ISS escapes space debris collision after Russian weapon test destroys satellite
Russia shot down one of its Soviet-era satellites in a weapons test on Monday, sending more than 1,500 traceable debris in space. This forces the astronauts on International space station to shelter in about two hours in two spaceships that could send them back to Earth in the event of an impending collision. Although the ISS is currently in clear condition, experts say the situation is still dangerous. Satellite operators will likely need to navigate around this new cloud of space junk for several years and possibly decades.
In fact, the latest Russian missile test may have increased the total space junk, consisting of pieces of rockets and satellites discarded in Earth’s orbit, as much as 10 percent. These debris are rotating at lightning speed and are at risk of hitting active satellites that power critical technologies, such as GPS navigation and weather forecast. Space debris like this is actually so dangerous that national security officials fear it could be used as a weapon in space missions. a future space war. In fact, the US State Department said Monday’s missile test was proof that Russia is willing to create debris that endangers the safety of all nations operating in Earth’s orbit. low altitude, and even threaten to disrupt the peace in space.
These risks only add to concerns that we are a long way from solving the problem of space junk, especially as foreign government and private companies launch. thousands of new satellites into orbit – will definitely create more space junk.
Monday’s events, however, were more politically intense than your average space debris incident. The Russian government has introduced the so-called anti-satellite test (ASAT), as the name implies, is designed to destroy satellites in orbit. Launch from a website a few hundred miles north of Moscow, missile attack a Russia’s inactive spy satellite called Kosmos-1408 has been orbiting Earth since 1982. The satellite has now broken into thousands of pieces and is currently orbiting Earth at about 17,000 miles per hour, passing by the International Space Station. about every 90 minutes. While astronauts no longer need shelter, the threat to the ISS or other satellites has not disappeared.
“I am outraged by this irresponsible and destabilizing act,” NASA Administrator Bill Nelson said in a statement. “Given its long and long history in human flight, it is inconceivable that Russia would endanger not only the American astronauts and international partners on the ISS, but also the astronauts on board. their family”. Mr. Nelson added that Russia’s actions were “reckless and dangerous” and also put those aboard China’s Tiangong space station in trouble.
While Russia admitted to destroying a satellite in a recent test, the country’s Ministry of Defense event emphasis did not put the ISS at risk.

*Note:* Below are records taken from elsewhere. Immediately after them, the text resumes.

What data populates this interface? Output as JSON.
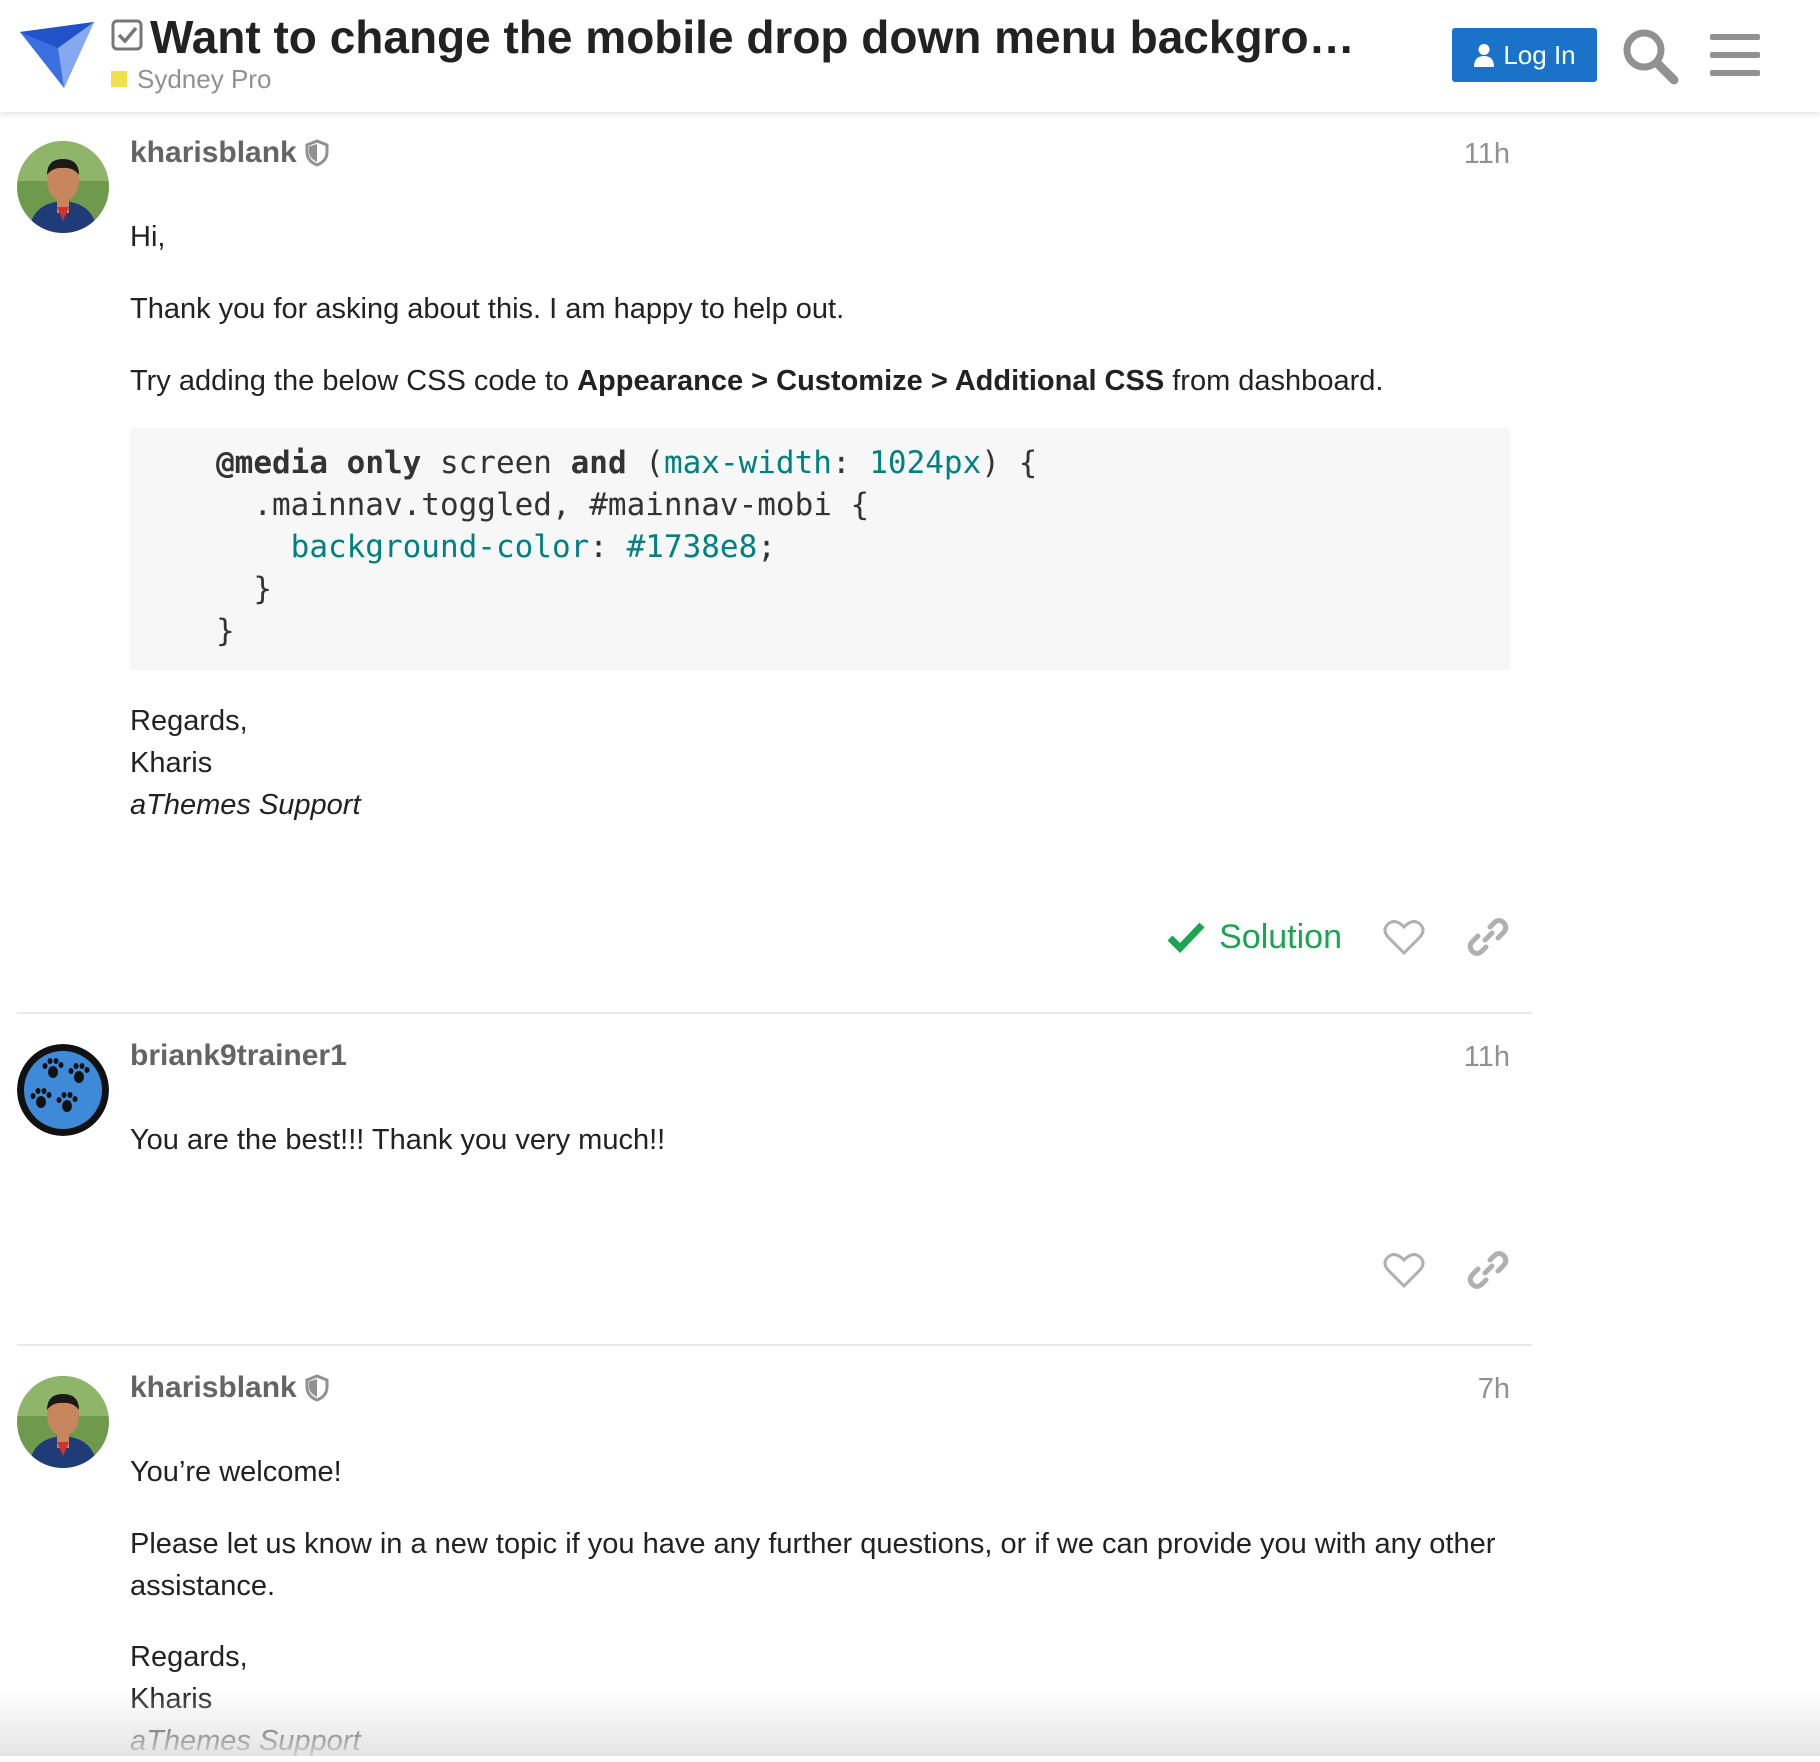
{
  "header": {
    "title": "Want to change the mobile drop down menu backgrou…",
    "category": {
      "name": "Sydney Pro",
      "color": "#f1e047"
    },
    "login_label": "Log In",
    "icons": [
      "logo-icon",
      "checkbox-checked-icon",
      "user-icon",
      "search-icon",
      "hamburger-menu-icon"
    ],
    "accent_color": "#1a73c8"
  },
  "posts": [
    {
      "username": "kharisblank",
      "date": "11h",
      "paragraphs": {
        "greeting": "Hi,",
        "thanks": "Thank you for asking about this. I am happy to help out.",
        "instruction_prefix": "Try adding the below CSS code to ",
        "instruction_path": "Appearance > Customize > Additional CSS",
        "instruction_suffix": " from dashboard."
      },
      "code": {
        "l1_kw1": "@media",
        "l1_kw2": "only",
        "l1_t1": " screen ",
        "l1_kw3": "and",
        "l1_t2": " (",
        "l1_prop": "max-width",
        "l1_t3": ": ",
        "l1_val": "1024px",
        "l1_t4": ") {",
        "l2": "  .mainnav.toggled, #mainnav-mobi {",
        "l3_indent": "    ",
        "l3_prop": "background-color",
        "l3_t1": ": ",
        "l3_val": "#1738e8",
        "l3_t2": ";",
        "l4": "  }",
        "l5": "}"
      },
      "signature": {
        "regards": "Regards,",
        "name": "Kharis",
        "team": "aThemes Support"
      },
      "solution_label": "Solution"
    },
    {
      "username": "briank9trainer1",
      "date": "11h",
      "body": "You are the best!!! Thank you very much!!"
    },
    {
      "username": "kharisblank",
      "date": "7h",
      "welcome": "You’re welcome!",
      "body": "Please let us know in a new topic if you have any further questions, or if we can provide you with any other assistance.",
      "signature": {
        "regards": "Regards,",
        "name": "Kharis",
        "team": "aThemes Support"
      }
    }
  ],
  "colors": {
    "solution_green": "#1ca551",
    "code_teal": "#008080",
    "muted_text": "#919191"
  }
}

Russia is one of the four countries, including India, the US and China, to blow up their own satellites use anti-satellite missiles. This trend is alarming because governments with ASAT systems can use the technology to attack other countries’ satellites, turning space into a battlefield. But even if countries only target their own space objects, Russia’s missile test shows how governments can also use anti-satellite missiles to create debris. endanger any country, company or person in orbit. And again, once this fragment is created, it can remain a threat for years. Just last week, the ISS had to adjust its height about a mile to avoid hitting space debris from a satellite that China shot down in 2007.
The space junk problem is also getting bigger. Currently, there are more than 100 million pieces of junk in space greater than one millimeter orbits the Earth, according to NASA. And since May, the Ministry of Defense monitor more than 27,000 larger orbital debris, but even smaller pieces can pose a great danger to other satellites and space stations because of the extremely high velocity with which they move.

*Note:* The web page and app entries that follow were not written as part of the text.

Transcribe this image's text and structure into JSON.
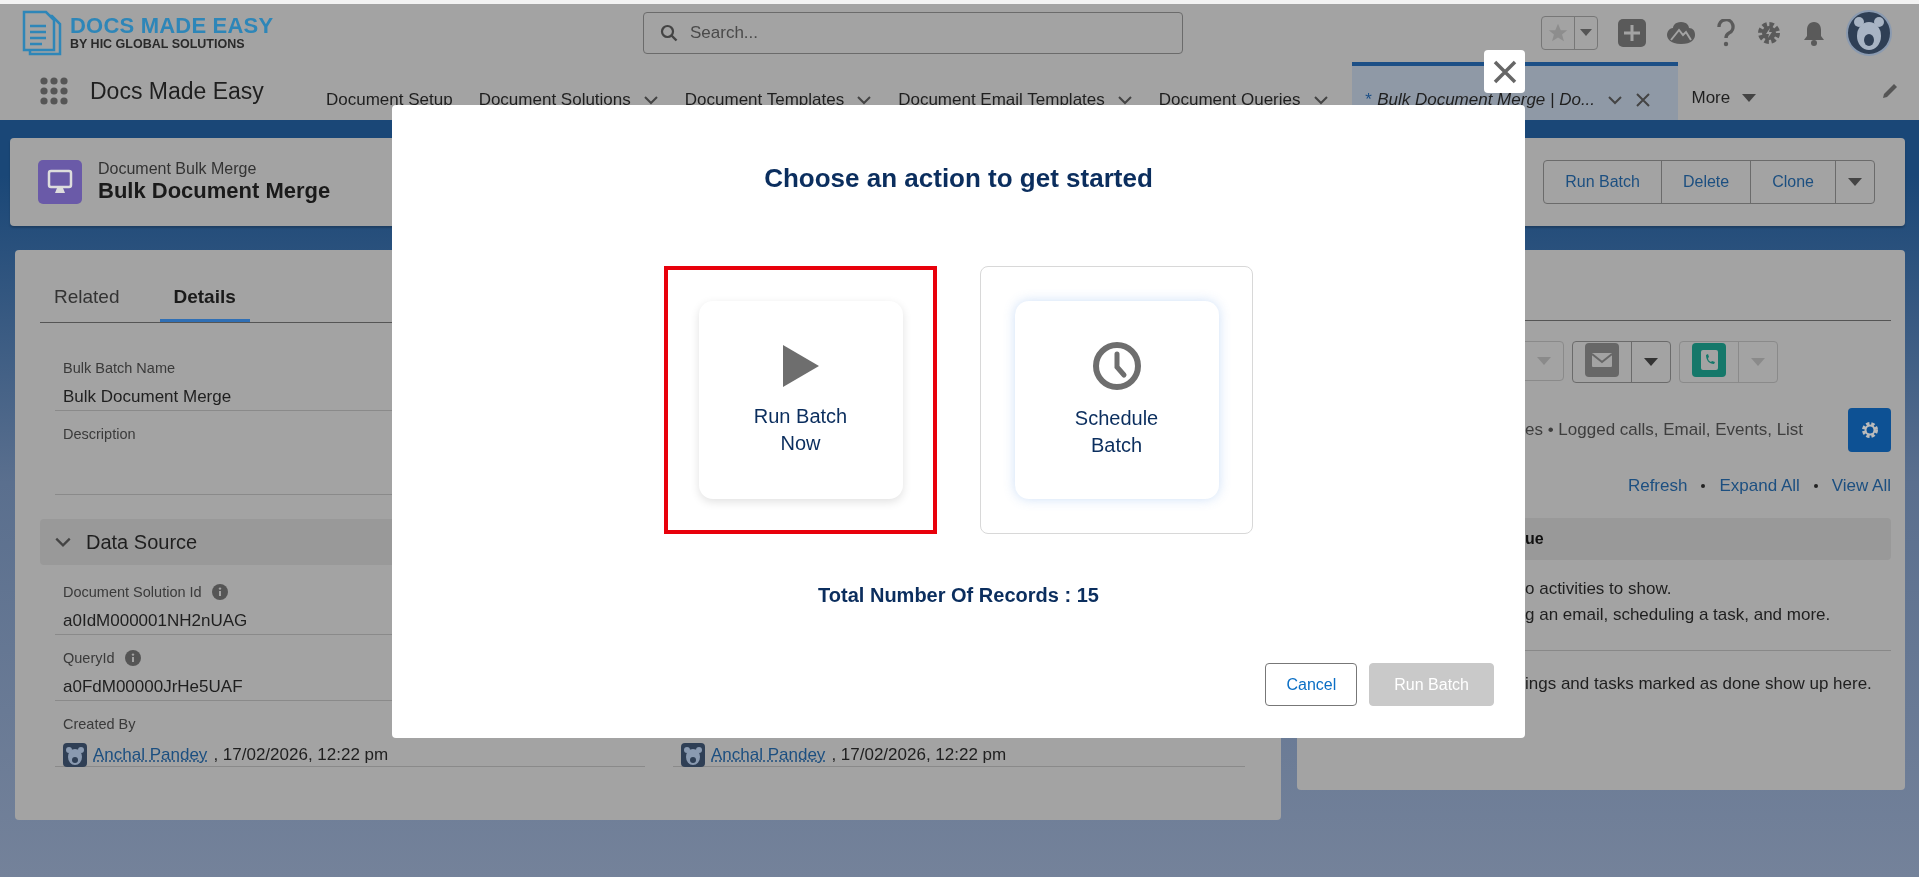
{
  "app": {
    "logo_title": "DOCS MADE EASY",
    "logo_subtitle": "BY HIC GLOBAL SOLUTIONS",
    "name": "Docs Made Easy"
  },
  "search": {
    "placeholder": "Search..."
  },
  "nav_tabs": [
    {
      "label": "Document Setup",
      "has_menu": false,
      "selected": false
    },
    {
      "label": "Document Solutions",
      "has_menu": true,
      "selected": false
    },
    {
      "label": "Document Templates",
      "has_menu": true,
      "selected": false
    },
    {
      "label": "Document Email Templates",
      "has_menu": true,
      "selected": false
    },
    {
      "label": "Document Queries",
      "has_menu": true,
      "selected": false
    },
    {
      "label": "Bulk Document Merge | Do...",
      "marker": "*",
      "has_menu": true,
      "selected": true
    }
  ],
  "more": "More",
  "record": {
    "object": "Document Bulk Merge",
    "title": "Bulk Document Merge",
    "actions": [
      "Run Batch",
      "Delete",
      "Clone"
    ]
  },
  "detail_tabs": [
    {
      "label": "Related",
      "selected": false
    },
    {
      "label": "Details",
      "selected": true
    }
  ],
  "fields": [
    {
      "label": "Bulk Batch Name",
      "value": "Bulk Document Merge"
    },
    {
      "label": "Description"
    }
  ],
  "section": {
    "title": "Data Source",
    "expanded": true
  },
  "section_fields": [
    {
      "label": "Document Solution Id",
      "info": true,
      "value": "a0IdM000001NH2nUAG"
    },
    {
      "label": "QueryId",
      "info": true,
      "value": "a0FdM00000JrHe5UAF"
    },
    {
      "label": "Created By",
      "user": "Anchal Pandey",
      "value": ", 17/02/2026, 12:22 pm"
    }
  ],
  "modified_by": {
    "user": "Anchal Pandey",
    "value": ", 17/02/2026, 12:22 pm"
  },
  "activity": {
    "filter_text": "es • Logged calls, Email, Events, List",
    "links": [
      "Refresh",
      "Expand All",
      "View All"
    ],
    "group_label": "ue",
    "empty_lines": [
      "o activities to show.",
      "g an email, scheduling a task, and more."
    ],
    "past_text": "ings and tasks marked as done show up here."
  },
  "modal": {
    "title": "Choose an action to get started",
    "options": [
      {
        "label": "Run Batch Now",
        "kind": "run",
        "selected": true
      },
      {
        "label": "Schedule Batch",
        "kind": "schedule",
        "selected": false
      }
    ],
    "total_label": "Total Number Of Records : 15",
    "buttons": [
      {
        "label": "Cancel",
        "disabled": false
      },
      {
        "label": "Run Batch",
        "disabled": true
      }
    ]
  }
}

“I don’t think you can overstate how dangerous space debris is at the moment,” Wendy Whitman Cobb, a professor at the US Air Force’s School of Aeronautics and Space Studies, told Recode. this. “As you create more shards, the chance of that shard hitting other things and creating more shards increases.”
What makes the space junk problem particularly difficult is that no one has come forward to take responsibility for it. Follow Outer Space Treaty, the foundation of international space law, states are still the owners of any objects they send into space, so technically Russia still owns all the satellite debris created from Monday’s missile test. There is no global consensus on what penalties for create trash space should be, tracking and allocating different debris to the space activities of different countries remains difficult.

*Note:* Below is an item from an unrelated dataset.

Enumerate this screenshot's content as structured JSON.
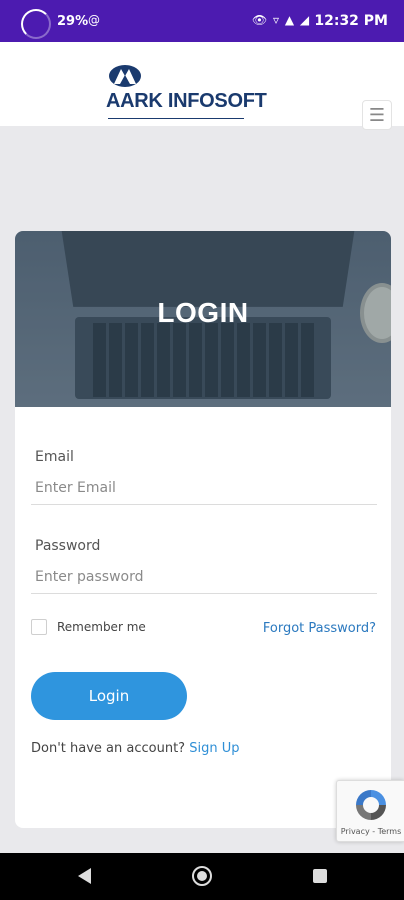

Government agencies and private space companies are technological development to remove space junk, such as grids can catch debris in orbit and device that would push the satellites into the atmosphere to disintegrate. But there is concern that governments could use similar tools to take down other countries’ satellites. At the same time, the cost of creating space junk – and getting rid of it – is rarely factored into the decision to launch a vehicle or satellite into space.
“In many ways, this is the same kind of problem, an environmental problem that we have been solving on Earth in many forms,” said Akhil Rao, an economist at Middlebury who has studied space debris, told Recode. “We have struggled with the collapse of fisheries, we have struggled with atmospheric pollution, [and] We’ve been struggling with ozone depletion. ”
Right now, the best way we have right now to greatly improve the risk of orbital debris is to not create space junk in the first place. That could happen through better international cooperation or the creation of new economic incentives for private companies, but the sooner it happens, the better. While we can usually navigate around space junk that already exists, that will become increasingly difficult as more debris accumulates. And if we don’t find a solution in time, we could end up in a situation where low Earth orbit is so filled with space junk that it’s inevitable.